* Task prompt *
For this exercise, copy the records below exactly and exclude every image.

* Data *
--------------------------------------------------
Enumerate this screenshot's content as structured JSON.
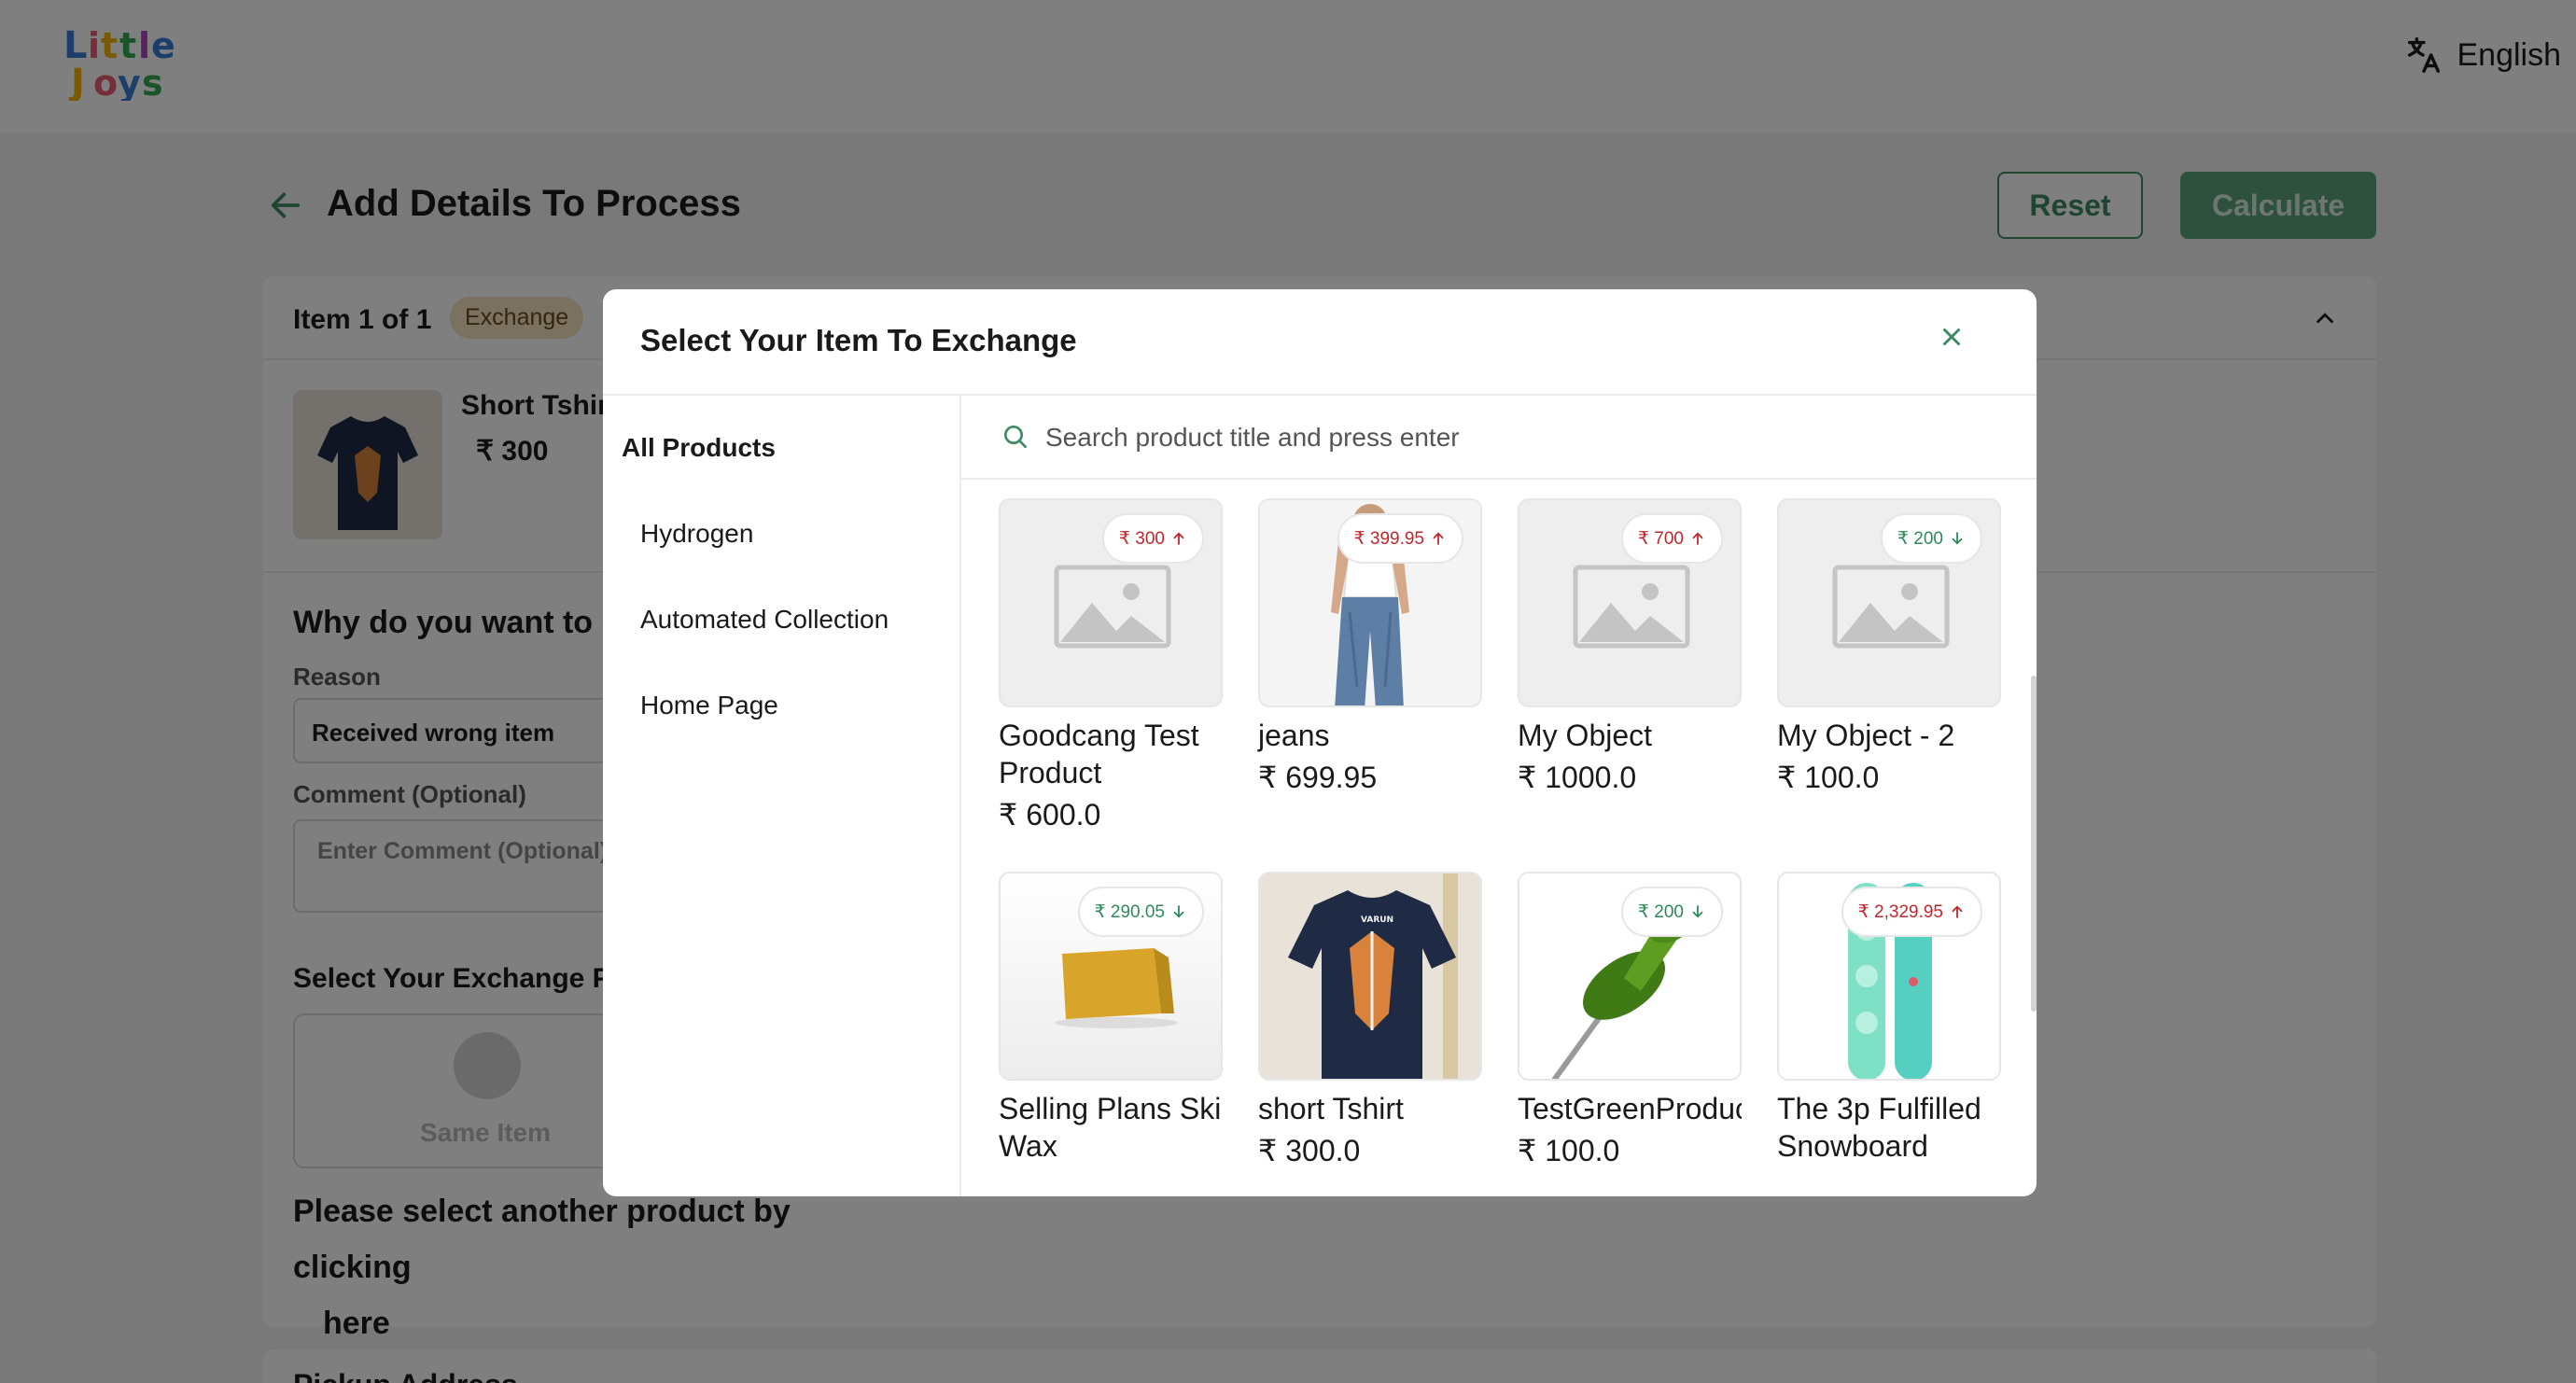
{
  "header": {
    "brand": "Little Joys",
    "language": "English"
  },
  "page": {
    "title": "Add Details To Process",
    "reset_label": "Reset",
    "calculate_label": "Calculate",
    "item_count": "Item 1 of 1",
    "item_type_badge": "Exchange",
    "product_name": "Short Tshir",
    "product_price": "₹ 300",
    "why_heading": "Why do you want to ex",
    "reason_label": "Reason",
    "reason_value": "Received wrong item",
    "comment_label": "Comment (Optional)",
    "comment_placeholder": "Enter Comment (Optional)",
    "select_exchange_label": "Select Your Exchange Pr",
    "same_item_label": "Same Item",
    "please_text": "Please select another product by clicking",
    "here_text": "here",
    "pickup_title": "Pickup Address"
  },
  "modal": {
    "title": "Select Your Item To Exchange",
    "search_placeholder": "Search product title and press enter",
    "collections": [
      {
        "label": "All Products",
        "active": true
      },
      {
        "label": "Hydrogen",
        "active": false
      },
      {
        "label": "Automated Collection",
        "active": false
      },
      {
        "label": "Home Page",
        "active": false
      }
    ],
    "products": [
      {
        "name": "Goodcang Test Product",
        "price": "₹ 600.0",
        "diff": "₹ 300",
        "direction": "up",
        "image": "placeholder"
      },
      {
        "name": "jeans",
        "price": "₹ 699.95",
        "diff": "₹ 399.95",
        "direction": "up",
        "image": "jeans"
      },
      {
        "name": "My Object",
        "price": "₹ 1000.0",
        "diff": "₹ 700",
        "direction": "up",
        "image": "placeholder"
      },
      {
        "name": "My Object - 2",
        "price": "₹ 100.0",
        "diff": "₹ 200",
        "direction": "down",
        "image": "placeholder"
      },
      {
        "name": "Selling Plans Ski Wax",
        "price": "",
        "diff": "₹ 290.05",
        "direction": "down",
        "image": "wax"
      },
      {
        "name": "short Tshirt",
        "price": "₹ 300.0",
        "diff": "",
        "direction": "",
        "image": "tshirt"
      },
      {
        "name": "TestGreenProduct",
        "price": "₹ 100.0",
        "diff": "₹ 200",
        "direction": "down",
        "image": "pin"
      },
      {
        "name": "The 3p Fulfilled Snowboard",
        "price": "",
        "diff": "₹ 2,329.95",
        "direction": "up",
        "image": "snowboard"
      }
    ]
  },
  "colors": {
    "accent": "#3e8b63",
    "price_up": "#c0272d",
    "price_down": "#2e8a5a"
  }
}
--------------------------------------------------
* Your response *
Enumerate this screenshot's content as structured JSON.
{
  "header": {
    "brand": "Little Joys",
    "language": "English"
  },
  "page": {
    "title": "Add Details To Process",
    "reset_label": "Reset",
    "calculate_label": "Calculate",
    "item_count": "Item 1 of 1",
    "item_type_badge": "Exchange",
    "product_name": "Short Tshir",
    "product_price": "₹ 300",
    "why_heading": "Why do you want to ex",
    "reason_label": "Reason",
    "reason_value": "Received wrong item",
    "comment_label": "Comment (Optional)",
    "comment_placeholder": "Enter Comment (Optional)",
    "select_exchange_label": "Select Your Exchange Pr",
    "same_item_label": "Same Item",
    "please_text": "Please select another product by clicking",
    "here_text": "here",
    "pickup_title": "Pickup Address"
  },
  "modal": {
    "title": "Select Your Item To Exchange",
    "search_placeholder": "Search product title and press enter",
    "collections": [
      {
        "label": "All Products",
        "active": true
      },
      {
        "label": "Hydrogen",
        "active": false
      },
      {
        "label": "Automated Collection",
        "active": false
      },
      {
        "label": "Home Page",
        "active": false
      }
    ],
    "products": [
      {
        "name": "Goodcang Test Product",
        "price": "₹ 600.0",
        "diff": "₹ 300",
        "direction": "up",
        "image": "placeholder"
      },
      {
        "name": "jeans",
        "price": "₹ 699.95",
        "diff": "₹ 399.95",
        "direction": "up",
        "image": "jeans"
      },
      {
        "name": "My Object",
        "price": "₹ 1000.0",
        "diff": "₹ 700",
        "direction": "up",
        "image": "placeholder"
      },
      {
        "name": "My Object - 2",
        "price": "₹ 100.0",
        "diff": "₹ 200",
        "direction": "down",
        "image": "placeholder"
      },
      {
        "name": "Selling Plans Ski Wax",
        "price": "",
        "diff": "₹ 290.05",
        "direction": "down",
        "image": "wax"
      },
      {
        "name": "short Tshirt",
        "price": "₹ 300.0",
        "diff": "",
        "direction": "",
        "image": "tshirt"
      },
      {
        "name": "TestGreenProduct",
        "price": "₹ 100.0",
        "diff": "₹ 200",
        "direction": "down",
        "image": "pin"
      },
      {
        "name": "The 3p Fulfilled Snowboard",
        "price": "",
        "diff": "₹ 2,329.95",
        "direction": "up",
        "image": "snowboard"
      }
    ]
  },
  "colors": {
    "accent": "#3e8b63",
    "price_up": "#c0272d",
    "price_down": "#2e8a5a"
  }
}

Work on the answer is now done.